Data about app and page elements:
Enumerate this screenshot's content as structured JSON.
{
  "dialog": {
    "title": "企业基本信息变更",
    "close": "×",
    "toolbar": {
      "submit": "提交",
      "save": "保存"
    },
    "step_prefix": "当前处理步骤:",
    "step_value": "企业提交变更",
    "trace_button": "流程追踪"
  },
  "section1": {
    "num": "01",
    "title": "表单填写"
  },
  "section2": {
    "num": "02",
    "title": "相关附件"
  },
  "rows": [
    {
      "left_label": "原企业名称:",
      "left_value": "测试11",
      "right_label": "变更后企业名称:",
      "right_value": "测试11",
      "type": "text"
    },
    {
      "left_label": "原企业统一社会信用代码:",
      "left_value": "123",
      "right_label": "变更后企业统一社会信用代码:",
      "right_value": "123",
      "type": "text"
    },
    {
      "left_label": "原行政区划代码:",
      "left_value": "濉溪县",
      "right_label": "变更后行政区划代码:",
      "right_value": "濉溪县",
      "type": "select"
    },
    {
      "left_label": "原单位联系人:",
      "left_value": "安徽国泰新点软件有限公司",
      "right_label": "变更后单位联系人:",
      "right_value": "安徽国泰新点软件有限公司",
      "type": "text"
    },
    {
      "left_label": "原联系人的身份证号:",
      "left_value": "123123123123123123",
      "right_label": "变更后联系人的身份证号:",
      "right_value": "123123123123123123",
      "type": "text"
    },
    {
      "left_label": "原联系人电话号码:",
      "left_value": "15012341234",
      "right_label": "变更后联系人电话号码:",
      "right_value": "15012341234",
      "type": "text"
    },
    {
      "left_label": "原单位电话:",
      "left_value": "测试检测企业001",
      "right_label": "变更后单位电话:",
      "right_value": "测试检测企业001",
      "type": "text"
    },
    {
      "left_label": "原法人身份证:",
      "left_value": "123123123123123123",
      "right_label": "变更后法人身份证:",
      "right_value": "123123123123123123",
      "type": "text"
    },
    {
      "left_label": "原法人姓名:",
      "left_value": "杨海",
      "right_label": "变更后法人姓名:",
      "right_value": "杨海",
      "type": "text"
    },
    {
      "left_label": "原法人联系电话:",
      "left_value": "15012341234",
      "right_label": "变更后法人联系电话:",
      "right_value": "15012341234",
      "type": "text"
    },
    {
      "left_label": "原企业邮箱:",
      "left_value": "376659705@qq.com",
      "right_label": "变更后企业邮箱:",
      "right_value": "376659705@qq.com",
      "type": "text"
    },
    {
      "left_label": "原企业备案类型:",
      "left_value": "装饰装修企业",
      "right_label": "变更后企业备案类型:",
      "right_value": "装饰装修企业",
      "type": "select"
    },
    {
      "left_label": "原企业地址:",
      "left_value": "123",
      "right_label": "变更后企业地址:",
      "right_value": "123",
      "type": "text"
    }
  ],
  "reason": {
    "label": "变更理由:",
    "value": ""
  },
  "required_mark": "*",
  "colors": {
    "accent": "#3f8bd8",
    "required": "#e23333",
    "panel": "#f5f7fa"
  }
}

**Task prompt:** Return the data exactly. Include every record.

**Answer below:**
Enumerate this screenshot's content as structured JSON.
{
  "dialog": {
    "title": "企业基本信息变更",
    "close": "×",
    "toolbar": {
      "submit": "提交",
      "save": "保存"
    },
    "step_prefix": "当前处理步骤:",
    "step_value": "企业提交变更",
    "trace_button": "流程追踪"
  },
  "section1": {
    "num": "01",
    "title": "表单填写"
  },
  "section2": {
    "num": "02",
    "title": "相关附件"
  },
  "rows": [
    {
      "left_label": "原企业名称:",
      "left_value": "测试11",
      "right_label": "变更后企业名称:",
      "right_value": "测试11",
      "type": "text"
    },
    {
      "left_label": "原企业统一社会信用代码:",
      "left_value": "123",
      "right_label": "变更后企业统一社会信用代码:",
      "right_value": "123",
      "type": "text"
    },
    {
      "left_label": "原行政区划代码:",
      "left_value": "濉溪县",
      "right_label": "变更后行政区划代码:",
      "right_value": "濉溪县",
      "type": "select"
    },
    {
      "left_label": "原单位联系人:",
      "left_value": "安徽国泰新点软件有限公司",
      "right_label": "变更后单位联系人:",
      "right_value": "安徽国泰新点软件有限公司",
      "type": "text"
    },
    {
      "left_label": "原联系人的身份证号:",
      "left_value": "123123123123123123",
      "right_label": "变更后联系人的身份证号:",
      "right_value": "123123123123123123",
      "type": "text"
    },
    {
      "left_label": "原联系人电话号码:",
      "left_value": "15012341234",
      "right_label": "变更后联系人电话号码:",
      "right_value": "15012341234",
      "type": "text"
    },
    {
      "left_label": "原单位电话:",
      "left_value": "测试检测企业001",
      "right_label": "变更后单位电话:",
      "right_value": "测试检测企业001",
      "type": "text"
    },
    {
      "left_label": "原法人身份证:",
      "left_value": "123123123123123123",
      "right_label": "变更后法人身份证:",
      "right_value": "123123123123123123",
      "type": "text"
    },
    {
      "left_label": "原法人姓名:",
      "left_value": "杨海",
      "right_label": "变更后法人姓名:",
      "right_value": "杨海",
      "type": "text"
    },
    {
      "left_label": "原法人联系电话:",
      "left_value": "15012341234",
      "right_label": "变更后法人联系电话:",
      "right_value": "15012341234",
      "type": "text"
    },
    {
      "left_label": "原企业邮箱:",
      "left_value": "376659705@qq.com",
      "right_label": "变更后企业邮箱:",
      "right_value": "376659705@qq.com",
      "type": "text"
    },
    {
      "left_label": "原企业备案类型:",
      "left_value": "装饰装修企业",
      "right_label": "变更后企业备案类型:",
      "right_value": "装饰装修企业",
      "type": "select"
    },
    {
      "left_label": "原企业地址:",
      "left_value": "123",
      "right_label": "变更后企业地址:",
      "right_value": "123",
      "type": "text"
    }
  ],
  "reason": {
    "label": "变更理由:",
    "value": ""
  },
  "required_mark": "*",
  "colors": {
    "accent": "#3f8bd8",
    "required": "#e23333",
    "panel": "#f5f7fa"
  }
}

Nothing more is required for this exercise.